"We asked if "Nvidia Edition" cases are going to be available from other vendors and were told that for now, Thermaltake is the only maker."
Notice the distinction between "Nvidia Edition" and "Fermi-certified". All the high-end cases are going to be "Fermi-certified"; Thermaltake have just paid a bit extra for the badge. If memory serves, weren't Coolermaster producing "Nvidia Edition" cases in 2008?
"Fermi-certified" is a point of interest, and I wonder if detractors won't pick up on that. Does Fermi SLI run so hot that it needs a special case?
Just how strongly should we interpret "recommends"? In the sense that you might recommend a good restaurant, or are we looking at a Vista "recommended hardware" situation? If existing mid- and high-end cases aren't certified retrospectively, how much confidence will gamers and enthusiasts be able to place in their rigs?
Im alright with certifying PSUs to run multiple cards, but when we need to start certifying that cases will be able to run multiple cards something is wrong, though that air duct does seem like a promising idea and im curious if someone is going to test it on current cards to see if it actually helps or if it just looks neat.Reply
the fermi runs sooo hot that they need a case for it? jeezReply
well nvidia has a lot of followers, so they're gonna sell these cases like hot cakesReply
can't wait for more SLI ddr3 Ram. don't forget SLI PSU, SLI motherboard, and SLI cupholders .
zipzoomflyhighNow Fermi needs a special case to cool it. Nvidia = Faillol it's marketing you dumb ass who uses fail to assert their point.Reply
Nvidia has been doing this for quite some time having nvidia's sli certified cases! but usually with cooler master not thermaltake.
Somehow I'm reminded of the 2900XTReply
IzzyCraftlol it's marketing you dumb ass who uses fail to assert their point.Nvidia has been doing this for quite some time having nvidia's sli certified cases! but usually with cooler master not thermaltake.Reply

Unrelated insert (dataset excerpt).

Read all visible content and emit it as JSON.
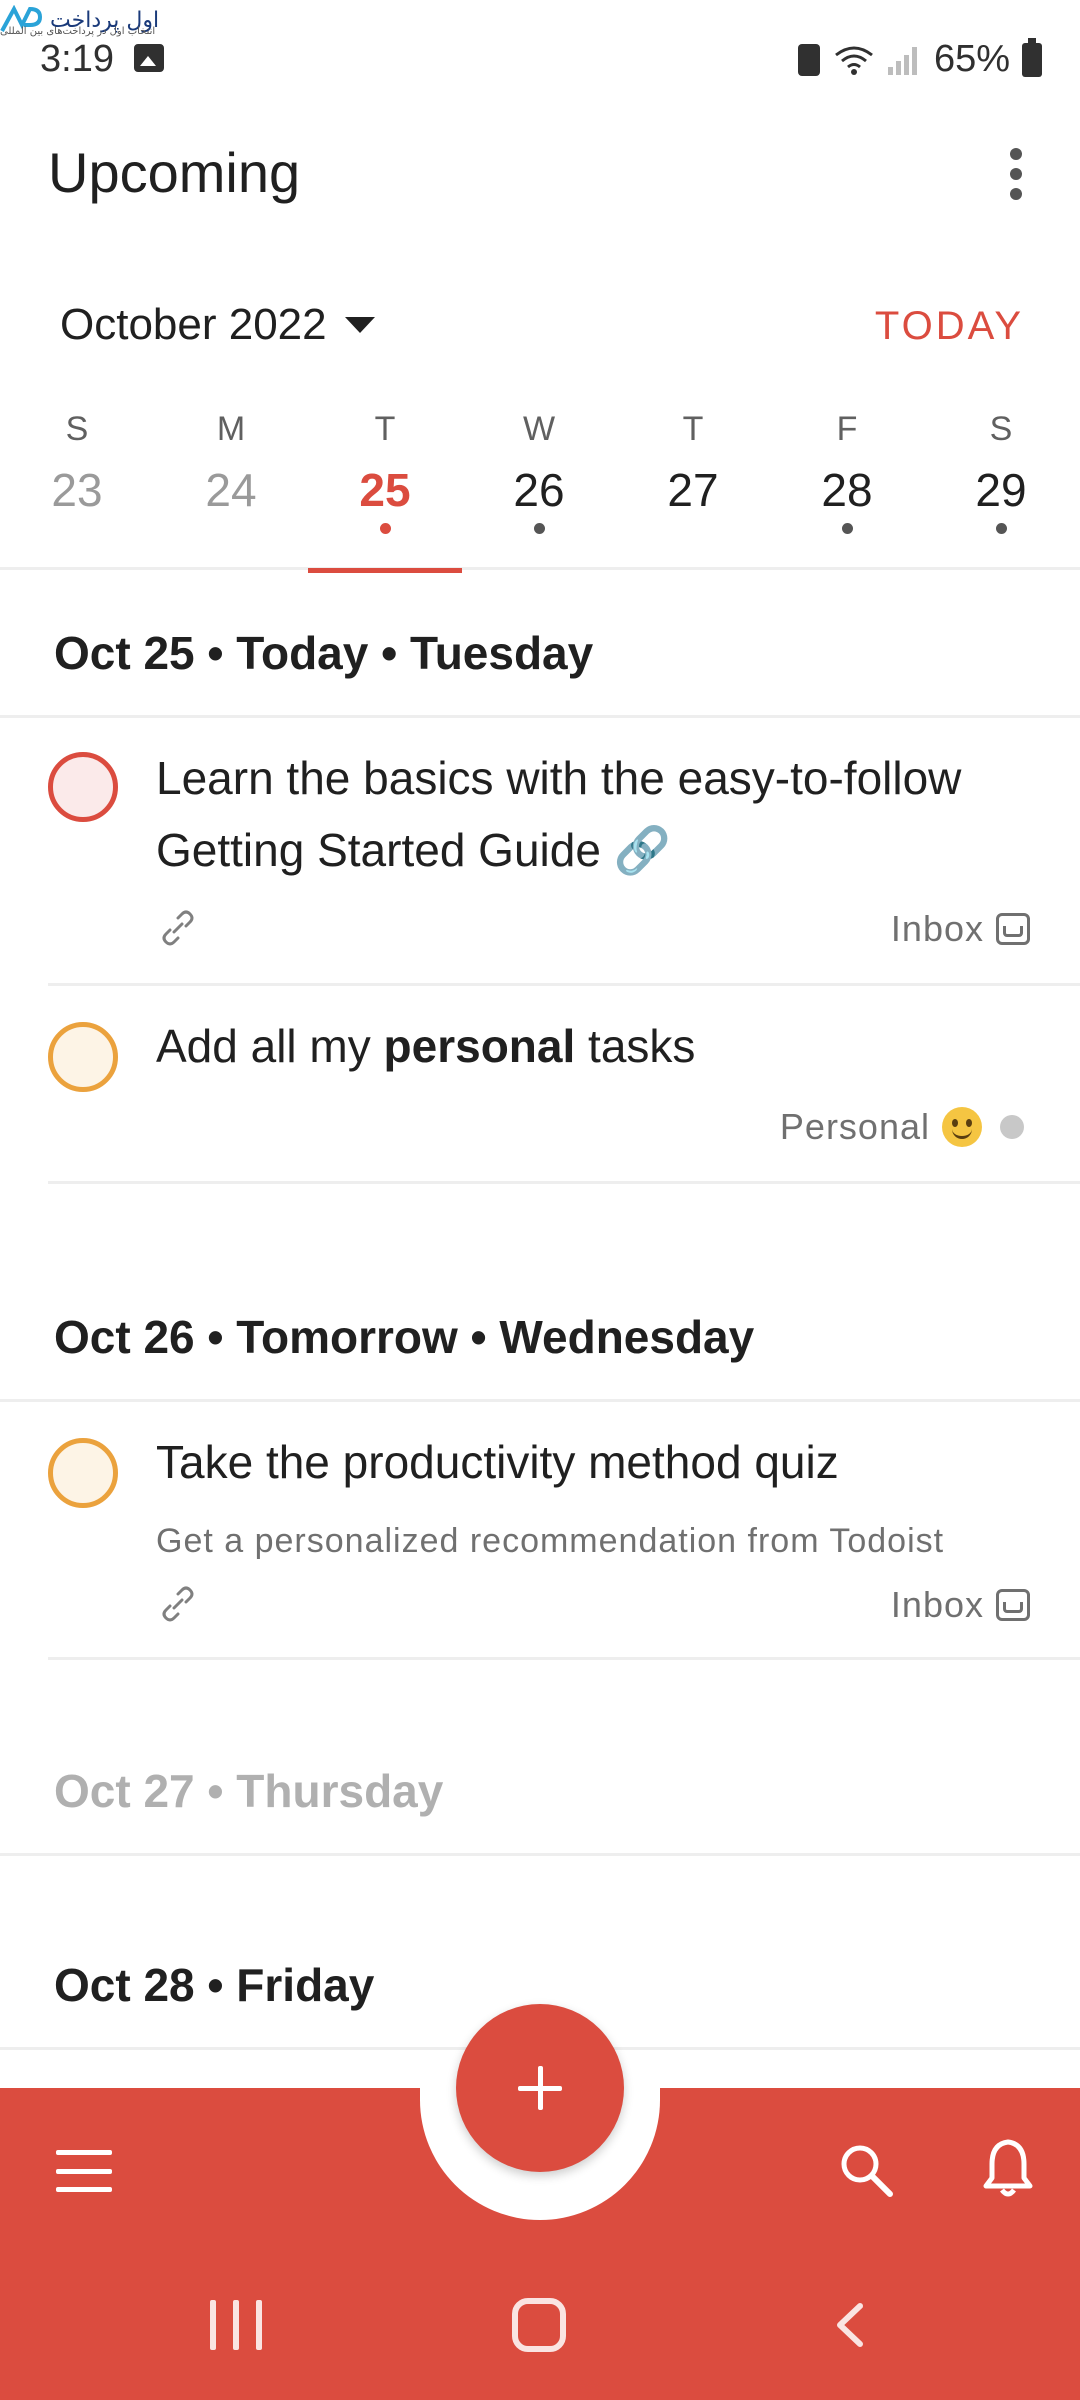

the only thing this "marketing" tells me is that their new GPUs are going to run so hot that you need a special massive case just to use one!